Last updated: 23/07/2020 | Estimated Reading Time: 3 minutes
Holiday home insurance
If you’re lucky enough to have a holiday home then you are going to want to make sure that it has appropriate insurance coverage. There are a few key differences between normal home insurance and holiday home insurance, and as with anything this valuable you are going to want to make sure that you understand the difference. Fortunately, we’ve got you covered and have put together a quick guide so you don’t get caught out.
In This Guide:
What is holiday home insurance?
Holiday home insurance is insurance for a household that you will not be living in at regular intervals and therefore requires a different policy to home insurance. More specifically you’ll need holiday home insurance if the house is going to be left uninhabited for more than 30 days at a time. One aspect that home insurance and holiday home insurance are similar is that they will be split into two main elements:
: this will cover the items within that aren’t actually part of the building so things like TV and furniture

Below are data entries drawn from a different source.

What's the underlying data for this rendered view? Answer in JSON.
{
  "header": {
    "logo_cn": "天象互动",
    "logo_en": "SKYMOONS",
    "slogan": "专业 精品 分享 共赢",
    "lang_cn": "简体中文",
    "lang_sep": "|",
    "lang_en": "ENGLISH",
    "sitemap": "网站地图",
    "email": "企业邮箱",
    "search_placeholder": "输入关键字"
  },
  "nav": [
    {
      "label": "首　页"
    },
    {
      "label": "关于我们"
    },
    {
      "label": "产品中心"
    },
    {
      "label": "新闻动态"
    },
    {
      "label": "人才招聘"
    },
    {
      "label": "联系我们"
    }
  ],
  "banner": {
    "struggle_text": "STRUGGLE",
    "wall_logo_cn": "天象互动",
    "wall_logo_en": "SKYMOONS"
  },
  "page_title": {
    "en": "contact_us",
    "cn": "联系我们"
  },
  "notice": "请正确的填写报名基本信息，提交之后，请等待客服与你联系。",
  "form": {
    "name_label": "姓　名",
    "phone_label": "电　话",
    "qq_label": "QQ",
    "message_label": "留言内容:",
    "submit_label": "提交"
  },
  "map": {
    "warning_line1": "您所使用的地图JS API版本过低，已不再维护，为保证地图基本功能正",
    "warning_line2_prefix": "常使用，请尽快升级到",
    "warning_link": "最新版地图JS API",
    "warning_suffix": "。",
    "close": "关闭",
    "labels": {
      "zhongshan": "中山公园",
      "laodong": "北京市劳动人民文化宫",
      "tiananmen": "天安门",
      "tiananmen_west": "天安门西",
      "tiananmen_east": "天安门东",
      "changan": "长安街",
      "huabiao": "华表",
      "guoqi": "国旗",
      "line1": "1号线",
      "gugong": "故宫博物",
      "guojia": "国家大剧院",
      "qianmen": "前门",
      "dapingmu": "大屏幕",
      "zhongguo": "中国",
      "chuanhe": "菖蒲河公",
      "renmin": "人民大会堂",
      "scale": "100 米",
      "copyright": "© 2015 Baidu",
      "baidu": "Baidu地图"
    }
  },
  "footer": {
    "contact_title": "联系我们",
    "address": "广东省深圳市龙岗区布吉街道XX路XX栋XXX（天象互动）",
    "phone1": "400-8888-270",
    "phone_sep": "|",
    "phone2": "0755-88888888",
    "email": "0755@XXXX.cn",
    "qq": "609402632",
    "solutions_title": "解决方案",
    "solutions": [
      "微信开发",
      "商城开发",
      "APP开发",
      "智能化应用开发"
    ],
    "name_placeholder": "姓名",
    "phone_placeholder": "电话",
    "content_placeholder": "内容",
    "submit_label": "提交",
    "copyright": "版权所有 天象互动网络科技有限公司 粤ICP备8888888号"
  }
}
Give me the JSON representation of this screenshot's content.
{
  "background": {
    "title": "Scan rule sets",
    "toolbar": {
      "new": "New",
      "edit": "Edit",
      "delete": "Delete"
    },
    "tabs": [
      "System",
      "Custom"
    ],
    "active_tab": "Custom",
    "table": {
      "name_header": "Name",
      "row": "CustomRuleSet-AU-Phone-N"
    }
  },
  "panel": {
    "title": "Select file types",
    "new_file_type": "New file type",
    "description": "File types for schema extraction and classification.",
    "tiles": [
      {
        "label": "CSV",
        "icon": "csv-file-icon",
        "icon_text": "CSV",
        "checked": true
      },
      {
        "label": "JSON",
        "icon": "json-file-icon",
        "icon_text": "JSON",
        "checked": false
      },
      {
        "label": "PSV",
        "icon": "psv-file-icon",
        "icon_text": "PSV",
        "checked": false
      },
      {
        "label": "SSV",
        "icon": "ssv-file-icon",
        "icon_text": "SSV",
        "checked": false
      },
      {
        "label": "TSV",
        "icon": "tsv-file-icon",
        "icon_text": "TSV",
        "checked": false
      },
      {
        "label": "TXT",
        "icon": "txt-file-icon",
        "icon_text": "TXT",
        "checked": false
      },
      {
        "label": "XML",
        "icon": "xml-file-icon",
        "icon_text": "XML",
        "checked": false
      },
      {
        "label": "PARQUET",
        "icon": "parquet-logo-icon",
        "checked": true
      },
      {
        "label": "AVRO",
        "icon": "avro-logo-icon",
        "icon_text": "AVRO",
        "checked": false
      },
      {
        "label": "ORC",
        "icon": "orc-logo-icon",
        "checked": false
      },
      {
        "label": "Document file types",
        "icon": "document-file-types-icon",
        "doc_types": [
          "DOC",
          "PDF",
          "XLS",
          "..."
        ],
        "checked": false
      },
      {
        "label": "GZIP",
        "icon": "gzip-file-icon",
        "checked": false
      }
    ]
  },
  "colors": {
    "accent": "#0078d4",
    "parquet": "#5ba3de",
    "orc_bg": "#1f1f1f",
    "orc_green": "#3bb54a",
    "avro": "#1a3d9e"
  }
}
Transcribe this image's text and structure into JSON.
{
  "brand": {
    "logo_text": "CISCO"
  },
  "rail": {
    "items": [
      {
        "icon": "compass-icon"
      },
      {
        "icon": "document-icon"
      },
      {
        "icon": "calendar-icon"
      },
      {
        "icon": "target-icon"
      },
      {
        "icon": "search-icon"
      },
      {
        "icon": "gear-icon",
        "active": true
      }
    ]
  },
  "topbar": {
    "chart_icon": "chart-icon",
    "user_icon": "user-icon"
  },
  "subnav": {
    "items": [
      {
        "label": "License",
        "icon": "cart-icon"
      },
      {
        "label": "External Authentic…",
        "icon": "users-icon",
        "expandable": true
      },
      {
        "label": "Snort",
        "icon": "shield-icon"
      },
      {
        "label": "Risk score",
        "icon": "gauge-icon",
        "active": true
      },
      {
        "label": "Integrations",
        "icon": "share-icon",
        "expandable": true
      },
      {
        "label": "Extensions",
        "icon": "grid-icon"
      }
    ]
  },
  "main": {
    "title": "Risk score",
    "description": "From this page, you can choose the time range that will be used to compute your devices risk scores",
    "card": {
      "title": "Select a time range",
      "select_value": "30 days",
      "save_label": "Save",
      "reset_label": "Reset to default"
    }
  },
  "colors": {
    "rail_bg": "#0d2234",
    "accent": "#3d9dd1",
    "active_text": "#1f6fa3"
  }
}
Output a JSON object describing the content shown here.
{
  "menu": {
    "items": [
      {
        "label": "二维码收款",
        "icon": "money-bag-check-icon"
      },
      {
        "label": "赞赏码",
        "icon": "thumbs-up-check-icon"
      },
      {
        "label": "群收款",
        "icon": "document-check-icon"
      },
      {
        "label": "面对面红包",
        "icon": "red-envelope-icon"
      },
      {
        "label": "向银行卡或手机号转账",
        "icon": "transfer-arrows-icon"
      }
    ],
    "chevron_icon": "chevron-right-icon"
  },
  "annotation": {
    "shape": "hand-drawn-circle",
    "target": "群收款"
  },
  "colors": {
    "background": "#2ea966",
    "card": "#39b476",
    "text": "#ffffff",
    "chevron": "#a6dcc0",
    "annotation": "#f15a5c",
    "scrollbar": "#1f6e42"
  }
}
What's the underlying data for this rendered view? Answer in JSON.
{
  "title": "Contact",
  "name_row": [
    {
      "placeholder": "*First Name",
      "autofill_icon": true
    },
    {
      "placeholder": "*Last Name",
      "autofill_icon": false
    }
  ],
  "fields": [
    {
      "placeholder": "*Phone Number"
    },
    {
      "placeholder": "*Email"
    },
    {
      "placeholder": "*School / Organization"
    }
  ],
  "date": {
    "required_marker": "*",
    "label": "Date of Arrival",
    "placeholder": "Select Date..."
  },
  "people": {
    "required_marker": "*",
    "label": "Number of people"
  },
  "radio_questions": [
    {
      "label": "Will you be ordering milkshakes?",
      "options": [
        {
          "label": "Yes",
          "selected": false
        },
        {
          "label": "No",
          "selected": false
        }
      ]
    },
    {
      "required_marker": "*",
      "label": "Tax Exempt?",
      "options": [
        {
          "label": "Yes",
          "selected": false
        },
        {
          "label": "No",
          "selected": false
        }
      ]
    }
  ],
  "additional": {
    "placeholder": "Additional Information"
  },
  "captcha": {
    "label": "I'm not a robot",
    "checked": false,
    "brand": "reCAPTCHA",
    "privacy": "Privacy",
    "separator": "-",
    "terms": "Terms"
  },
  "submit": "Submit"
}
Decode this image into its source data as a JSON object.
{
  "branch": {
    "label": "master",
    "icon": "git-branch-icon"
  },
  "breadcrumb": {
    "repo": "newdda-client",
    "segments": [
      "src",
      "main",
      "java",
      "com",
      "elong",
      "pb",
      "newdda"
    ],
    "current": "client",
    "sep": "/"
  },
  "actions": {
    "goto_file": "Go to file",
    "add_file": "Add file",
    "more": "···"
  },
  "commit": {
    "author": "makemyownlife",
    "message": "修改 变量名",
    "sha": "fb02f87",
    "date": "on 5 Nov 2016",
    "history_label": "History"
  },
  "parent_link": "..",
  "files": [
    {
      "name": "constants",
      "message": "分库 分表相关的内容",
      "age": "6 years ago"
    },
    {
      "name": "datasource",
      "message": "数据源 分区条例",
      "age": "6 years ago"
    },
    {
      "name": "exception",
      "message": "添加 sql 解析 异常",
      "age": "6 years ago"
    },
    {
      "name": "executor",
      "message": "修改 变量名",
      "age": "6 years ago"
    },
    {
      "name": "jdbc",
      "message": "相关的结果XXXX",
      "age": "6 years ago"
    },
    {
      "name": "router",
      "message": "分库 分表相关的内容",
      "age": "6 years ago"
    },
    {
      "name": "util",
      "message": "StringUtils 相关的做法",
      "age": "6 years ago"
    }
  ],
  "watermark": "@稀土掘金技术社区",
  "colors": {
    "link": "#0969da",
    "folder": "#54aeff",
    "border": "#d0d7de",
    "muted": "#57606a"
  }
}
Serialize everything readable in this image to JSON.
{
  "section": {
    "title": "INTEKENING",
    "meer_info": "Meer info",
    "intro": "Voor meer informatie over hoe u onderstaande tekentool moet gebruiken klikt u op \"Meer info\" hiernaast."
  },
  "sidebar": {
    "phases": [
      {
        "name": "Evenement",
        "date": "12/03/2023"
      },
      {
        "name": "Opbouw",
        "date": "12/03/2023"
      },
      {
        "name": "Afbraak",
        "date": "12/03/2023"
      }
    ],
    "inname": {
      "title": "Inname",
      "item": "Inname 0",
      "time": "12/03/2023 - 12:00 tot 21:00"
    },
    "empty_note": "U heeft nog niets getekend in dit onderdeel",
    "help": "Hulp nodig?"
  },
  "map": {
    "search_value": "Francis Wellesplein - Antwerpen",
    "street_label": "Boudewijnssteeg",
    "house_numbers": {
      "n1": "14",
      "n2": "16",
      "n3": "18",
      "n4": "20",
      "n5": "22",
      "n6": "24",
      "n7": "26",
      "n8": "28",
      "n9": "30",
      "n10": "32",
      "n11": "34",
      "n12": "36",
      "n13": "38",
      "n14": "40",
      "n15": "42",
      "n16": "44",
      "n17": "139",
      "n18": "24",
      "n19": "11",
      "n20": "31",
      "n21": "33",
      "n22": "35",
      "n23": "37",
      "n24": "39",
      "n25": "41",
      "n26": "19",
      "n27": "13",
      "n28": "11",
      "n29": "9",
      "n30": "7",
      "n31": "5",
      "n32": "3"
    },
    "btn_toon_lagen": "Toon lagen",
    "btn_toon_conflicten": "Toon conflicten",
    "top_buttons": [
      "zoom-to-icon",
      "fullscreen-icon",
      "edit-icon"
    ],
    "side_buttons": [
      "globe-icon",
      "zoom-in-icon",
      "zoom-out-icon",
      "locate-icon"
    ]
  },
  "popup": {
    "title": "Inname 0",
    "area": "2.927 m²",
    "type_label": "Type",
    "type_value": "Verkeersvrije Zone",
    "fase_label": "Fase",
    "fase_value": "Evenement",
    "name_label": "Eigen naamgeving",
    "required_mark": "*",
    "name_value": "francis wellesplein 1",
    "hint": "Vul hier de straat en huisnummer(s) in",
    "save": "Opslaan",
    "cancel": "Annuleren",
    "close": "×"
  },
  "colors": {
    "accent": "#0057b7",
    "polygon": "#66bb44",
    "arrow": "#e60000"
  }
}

: this will cover the building and will protect against any structural damage caused by accidents or natural disasters such as fires or flooding.
Another thing you will need to consider if you will be renting out your property is public liability insurance. This will cover any legal action or compensation claims from any third party. So if someone stays in your holiday home, breaks their leg and then decided to sue, you’ll be glad you’re covered.
It’s important to note that although it might seem like an attractive prospect to take out home insurance on a holiday home because it’s cheaper, in the event of a claim an insurance company would almost certainly refuse to pay out. It’s not the correct cover for the use of the property.
Why is it more expensive?
In the eyes of an insurer a holiday home will bring with it many more risks than a normal home will and therefore commands a higher premium. The main reason for this is that most likely the house is going to be uninhabited for long stretches which means that there is a higher risk of somebody breaking in.
Secondly it means that there is nobody there to report and fix any damages. If something happens to the house, it could be weeks before anyone realises which could make the problem far worse. If you’re going to be renting it out to guests, then this will of course increase the chances of you making a claim and will again increase the cost of an insurance policy.
What can holiday insurance cover?
As with most home insurance policies items above a certain value will not be covered as standard. If you have items that are worth a lot, then you will want to make sure to include them when working out your policy especially if you plan to have rowdy holiday makers marauding around your second home. You’ll also want to make sure that things like swimming pools, hot tubs or solar panels are included as they are not standard to most homes they will most likely need to be added on.
In some instances you can get costs to travel and temporary accommodation in the case of an emergency covered as part of your holiday home insurance policy e.g. storm damage covered as part of the deal. This is something definitely worth considering especially if you have a holiday home in an exotic far flung part of the world as last minute flights and accommodation are often very expensive.